Why do transnational extremist organizations succeed where democratic movements have a harder time taking hold? Maajid Nawaz, a former Islamist extremist, asks for new grassroots stories and global social activism to spread democracy in the face of nationalism and xenophobia.
One of the points Maajid made was how movements require four elements in order to be viable: Ideas, narratives, symbols and leaders. So I ran with that. Click on the link and watch the video to hear more.
At the event, I gave Maajid a hand-drawn copy of the work above, poster-sized. He was a very gracious man, I thought.
[Maajid’s TED video…]
3. Then there were the “Conversation Pieces”.
While talking to the polar explorer, Ben Saunders, I had the idea to make a drawing WHILE talking to him. A real-time conversational doodle. as it were. A “Coversation Piece”, as it were. Above is a picture of him holding the final result.
It’s a question that never gets old: Here you are, surrounded by all these amazing people and ideas, now how do you use what you do (in my case, my cartoons) in order to interface with them? Meaningful interaction with other people– THAT’S what makes work interesting, NOT the money.
4. Ow. I’ve got a TED-ache.
A TED-ache is what they call it: When your brain is so stuffed with all the ideas and stimuation and conversation flying around for four days nonstop, your brain can no longer keep up with it, your brain kinda wants to explode.
I came away with enough material to fill MONTHS of blogging, MONTHS of catooning. Like everybody else at TED, I’m feeling pretty overwhelmed yet supercharged.
It was an amazing experience: Hundreds of insanely bright and creative people, doing insanely interesting things. Quite a contrast to the usual mass-elevator-pitch that most conferences have become.
And now, somehow, I’ve got to do the event justice, both on behalf of myself and Dewars’. Like everybody else who attends, it’s not the event that matters, it’s what you take away and apply to your own life in a meaningful way that matters. I would be lying if I said I didn’t find it daunting.
I’ve said it before many times before on this blog: We are incredible beings living in incredible times, and as long as there is still one person alive on this planet who doesn’t believe this, then there’s still work to be done. TED re-affirmed this for me, in spades.
It’s four in the morning and I can’t sleep because of this. Thanks to TED for making this happen, thanks to Dewar’s for being such an awesome client.
5. This is only the beginning. You have my word. Rock on.

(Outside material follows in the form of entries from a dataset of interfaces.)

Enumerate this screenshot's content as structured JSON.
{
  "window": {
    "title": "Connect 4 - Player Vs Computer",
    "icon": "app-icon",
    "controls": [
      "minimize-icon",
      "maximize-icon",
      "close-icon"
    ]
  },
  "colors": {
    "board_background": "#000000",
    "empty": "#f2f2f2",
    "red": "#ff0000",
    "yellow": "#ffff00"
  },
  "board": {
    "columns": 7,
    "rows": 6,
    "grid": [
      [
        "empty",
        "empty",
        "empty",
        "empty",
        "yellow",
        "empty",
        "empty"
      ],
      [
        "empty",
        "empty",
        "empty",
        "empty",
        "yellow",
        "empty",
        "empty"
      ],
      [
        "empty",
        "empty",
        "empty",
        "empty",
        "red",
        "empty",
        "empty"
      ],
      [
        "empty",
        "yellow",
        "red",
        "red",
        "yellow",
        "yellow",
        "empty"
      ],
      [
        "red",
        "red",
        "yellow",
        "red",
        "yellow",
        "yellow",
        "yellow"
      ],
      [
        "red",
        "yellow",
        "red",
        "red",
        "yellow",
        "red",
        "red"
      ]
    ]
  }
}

2. This is my message from TED Global: “ALL ART IS SMALL ART”. Big, important stuff is ALWAYS, ALWAYS, ALWAYS preceded by small moments of genius. Watch all the TED videos if you don’t believe me. All the world’s great human-caused tragedies (not to mention, all failed expensive marketing campaigns) were caused when the people in charge tried to bypass the small stuff and go straight for the big stuff. Five Year Plan, Comrade? Great Leap Forward, Comrade?

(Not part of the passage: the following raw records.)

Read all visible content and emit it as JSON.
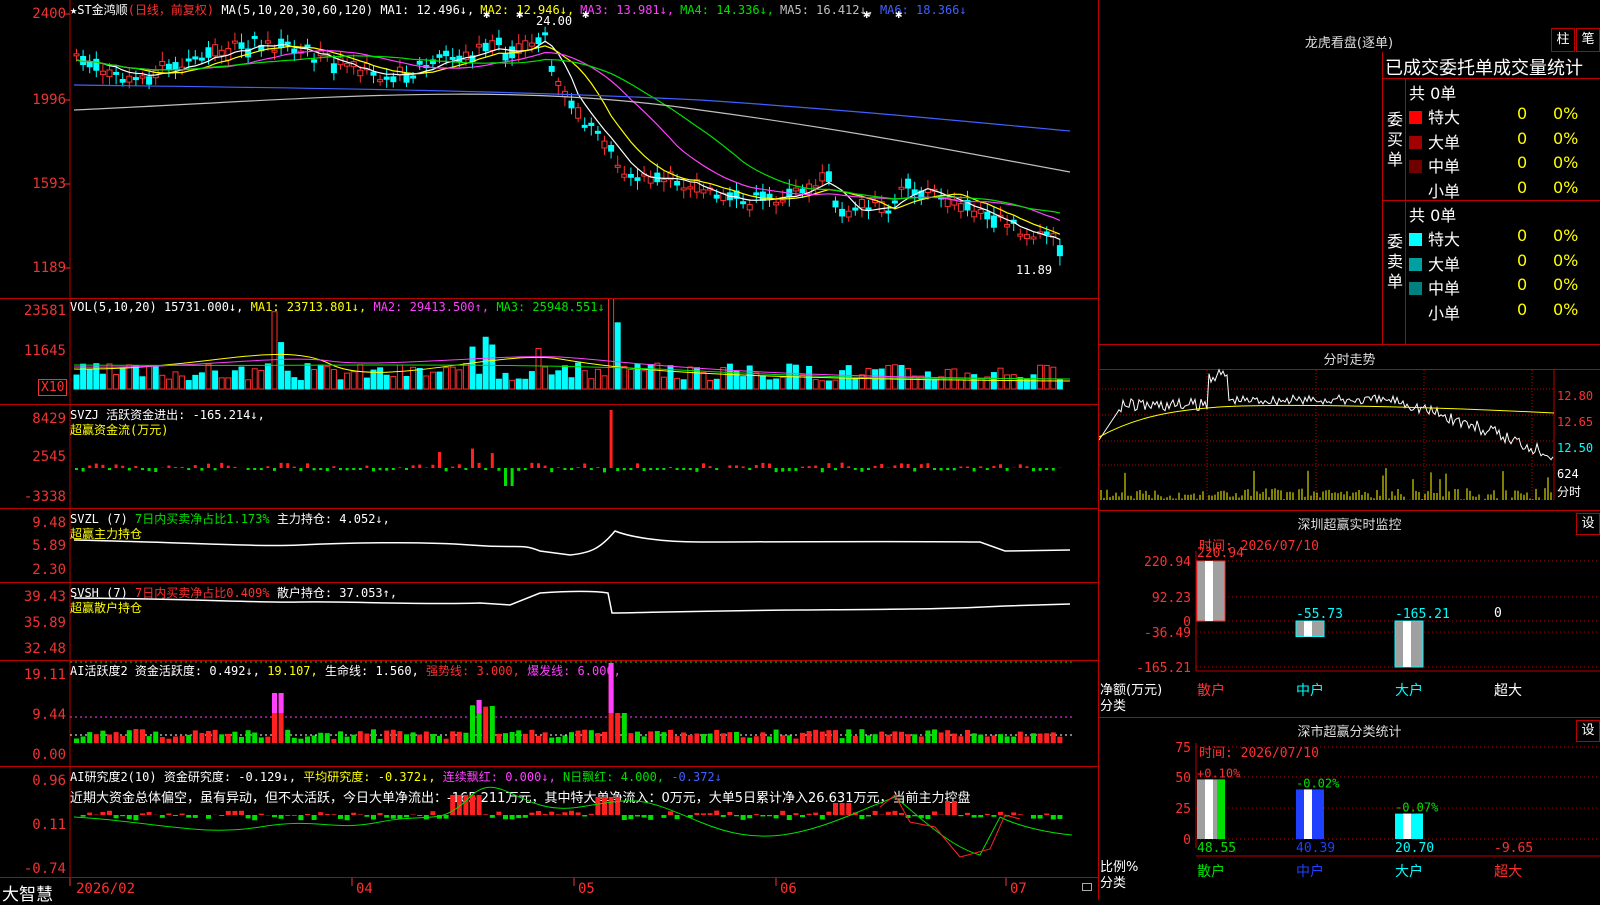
{
  "main": {
    "title": "★ST金鸿顺",
    "period": "(日线，前复权)",
    "ma_label": "MA(5,10,20,30,60,120)",
    "ma_values": [
      {
        "name": "MA1:",
        "value": "12.496↓,",
        "color": "#ffffff"
      },
      {
        "name": "MA2:",
        "value": "12.946↓,",
        "color": "#ffff00"
      },
      {
        "name": "MA3:",
        "value": "13.981↓,",
        "color": "#ff40ff"
      },
      {
        "name": "MA4:",
        "value": "14.336↓,",
        "color": "#00e000"
      },
      {
        "name": "MA5:",
        "value": "16.412↓,",
        "color": "#c0c0c0"
      },
      {
        "name": "MA6:",
        "value": "18.366↓",
        "color": "#4060ff"
      }
    ],
    "y_ticks": [
      "2400",
      "1996",
      "1593",
      "1189"
    ],
    "high_label": "24.00",
    "low_label": "11.89"
  },
  "vol": {
    "label": "VOL(5,10,20)",
    "value": "15731.000↓,",
    "ma1": "MA1: 23713.801↓,",
    "ma2": "MA2: 29413.500↑,",
    "ma3": "MA3: 25948.551↓",
    "y_ticks": [
      "23581",
      "11645"
    ],
    "unit": "X10"
  },
  "svzj": {
    "line": "SVZJ  活跃资金进出: -165.214↓,",
    "sub": "超赢资金流(万元)",
    "y_ticks": [
      "8429",
      "2545",
      "-3338"
    ]
  },
  "svzl": {
    "name": "SVZL (7)",
    "part1": "7日内买卖净占比1.173%",
    "part2": "主力持仓: 4.052↓,",
    "sub": "超赢主力持仓",
    "y_ticks": [
      "9.48",
      "5.89",
      "2.30"
    ]
  },
  "svsh": {
    "name": "SVSH (7)",
    "part1": "7日内买卖净占比0.409%",
    "part2": "散户持仓: 37.053↑,",
    "sub": "超赢散户持仓",
    "y_ticks": [
      "39.43",
      "35.89",
      "32.48"
    ]
  },
  "ai_active": {
    "name": "AI活跃度2",
    "v1": "资金活跃度: 0.492↓,",
    "v2": "19.107,",
    "v3": "生命线: 1.560,",
    "v4": "强势线: 3.000,",
    "v5": "爆发线: 6.000,",
    "y_ticks": [
      "19.11",
      "9.44",
      "0.00"
    ]
  },
  "ai_research": {
    "name": "AI研究度2(10)",
    "v1": "资金研究度: -0.129↓,",
    "v2": "平均研究度: -0.372↓,",
    "v3": "连续飘红: 0.000↓,",
    "v4": "N日飘红: 4.000,",
    "v5": "-0.372↓",
    "summary": "近期大资金总体偏空，虽有异动，但不太活跃，今日大单净流出：-165.211万元，其中特大单净流入：0万元，大单5日累计净入26.631万元，当前主力控盘",
    "y_ticks": [
      "0.96",
      "0.11",
      "-0.74"
    ]
  },
  "xaxis": {
    "brand": "大智慧",
    "labels": [
      "2026/02",
      "04",
      "05",
      "06",
      "07"
    ]
  },
  "longhu": {
    "title": "龙虎看盘(逐单)",
    "btn_bar": "柱",
    "btn_pen": "笔",
    "header": "已成交委托单成交量统计",
    "buy_label": "委买单",
    "sell_label": "委卖单",
    "buy_total": "共 0单",
    "sell_total": "共 0单",
    "buy_rows": [
      {
        "name": "特大",
        "count": "0",
        "pct": "0%",
        "color": "#ff0000"
      },
      {
        "name": "大单",
        "count": "0",
        "pct": "0%",
        "color": "#a00000"
      },
      {
        "name": "中单",
        "count": "0",
        "pct": "0%",
        "color": "#700000"
      },
      {
        "name": "小单",
        "count": "0",
        "pct": "0%",
        "color": "#000000"
      }
    ],
    "sell_rows": [
      {
        "name": "特大",
        "count": "0",
        "pct": "0%",
        "color": "#00ffff"
      },
      {
        "name": "大单",
        "count": "0",
        "pct": "0%",
        "color": "#00a0a0"
      },
      {
        "name": "中单",
        "count": "0",
        "pct": "0%",
        "color": "#008080"
      },
      {
        "name": "小单",
        "count": "0",
        "pct": "0%",
        "color": "#000000"
      }
    ]
  },
  "intraday": {
    "title": "分时走势",
    "y_ticks": [
      "12.80",
      "12.65",
      "12.50"
    ],
    "vol_tick": "624",
    "unit": "分时"
  },
  "sz_monitor": {
    "title": "深圳超赢实时监控",
    "btn": "设",
    "time": "时间: 2026/07/10",
    "y_ticks": [
      "220.94",
      "92.23",
      "0",
      "-36.49",
      "-165.21"
    ],
    "unit": "净额(万元)",
    "category_label": "分类",
    "categories": [
      "散户",
      "中户",
      "大户",
      "超大"
    ],
    "values": [
      220.94,
      -55.73,
      -165.21,
      0
    ],
    "value_labels": [
      "220.94",
      "-55.73",
      "-165.21",
      "0"
    ]
  },
  "sz_class": {
    "title": "深市超赢分类统计",
    "btn": "设",
    "time": "时间: 2026/07/10",
    "y_ticks": [
      "75",
      "50",
      "25",
      "0"
    ],
    "unit": "比例%",
    "category_label": "分类",
    "categories": [
      "散户",
      "中户",
      "大户",
      "超大"
    ],
    "values": [
      48.55,
      40.39,
      20.7,
      -9.65
    ],
    "value_labels": [
      "48.55",
      "40.39",
      "20.70",
      "-9.65"
    ],
    "change_labels": [
      "+0.10%",
      "-0.02%",
      "-0.07%",
      ""
    ]
  }
}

3. And this is also my message fro Dewar’s: “ALL ART IS SMALL ART”. All great marketing starts that way. And more importantly, stays that way.